Alexis Gable | Doctoral Researcher


Alexis Gable is a doctoral candidate at the Harvard Graduate School of Education studying Education Policy and Program Evaluation. Her research focuses on pathways between education and labor markets. She holds a bachelor's degree in economics and social policy from Northwestern University.


Kadeem Noray | Doctoral Researcher


Kadeem Noray is a Ph.D. Candidate at Harvard University and a graduate scholar in the Harvard Multidisciplinary Program in Inequality & Social Policy. Kadeem earned his M.S. in Applied Economics from Montana State University in 2017 and his B.S. in Mathematics, Economics, and Physics at Hillsdale College in 2015. His research focuses on understanding talent markets: the institutions that facilitate and provide people with human capital and career opportunities. His work also spans labor economics and public economics more broadly.


Samantha Batel Kane | Doctoral Researcher


Samantha Batel Kane is a Doctoral Student studying education policy and program evaluation and a Partnering in Education Research (PIER) fellow with the Center for Education Policy Research at Harvard University. She holds an MPP from the Harvard Kennedy School. Her expertise is in the economics of education and educational decision-making.

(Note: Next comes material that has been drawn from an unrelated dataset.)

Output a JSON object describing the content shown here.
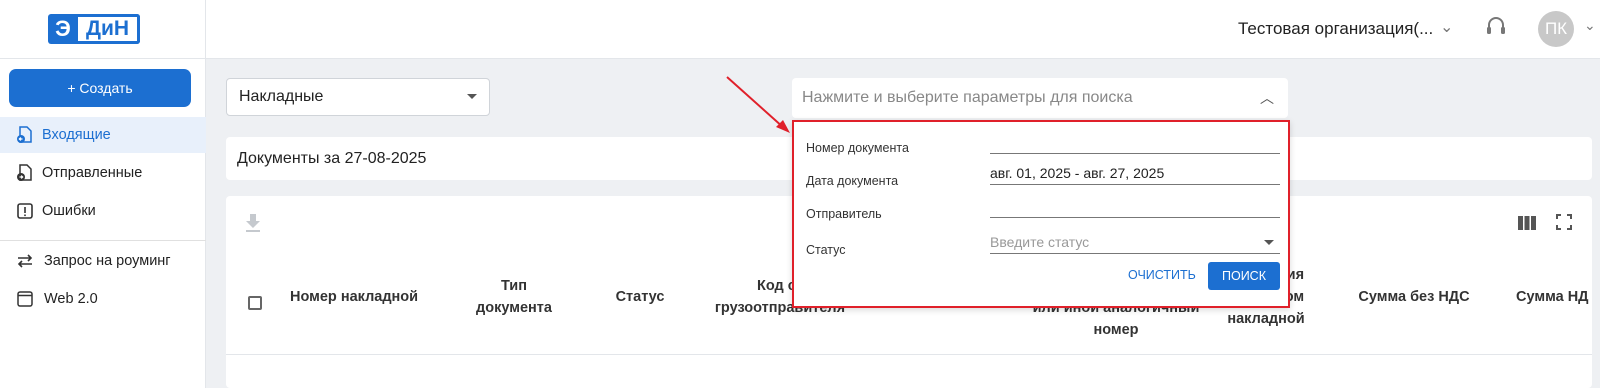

Stephanie Taube | Research Fellow


Stephanie Taube is a Research Fellow at the Project on Workforce and holds a Master's Degree in Public Policy from UC Berkeley and Bachelor's Degree in Anthropology from the University of Michigan. Her professional experience spans academia, software development, and public policy, and her research focuses on organizational psychology.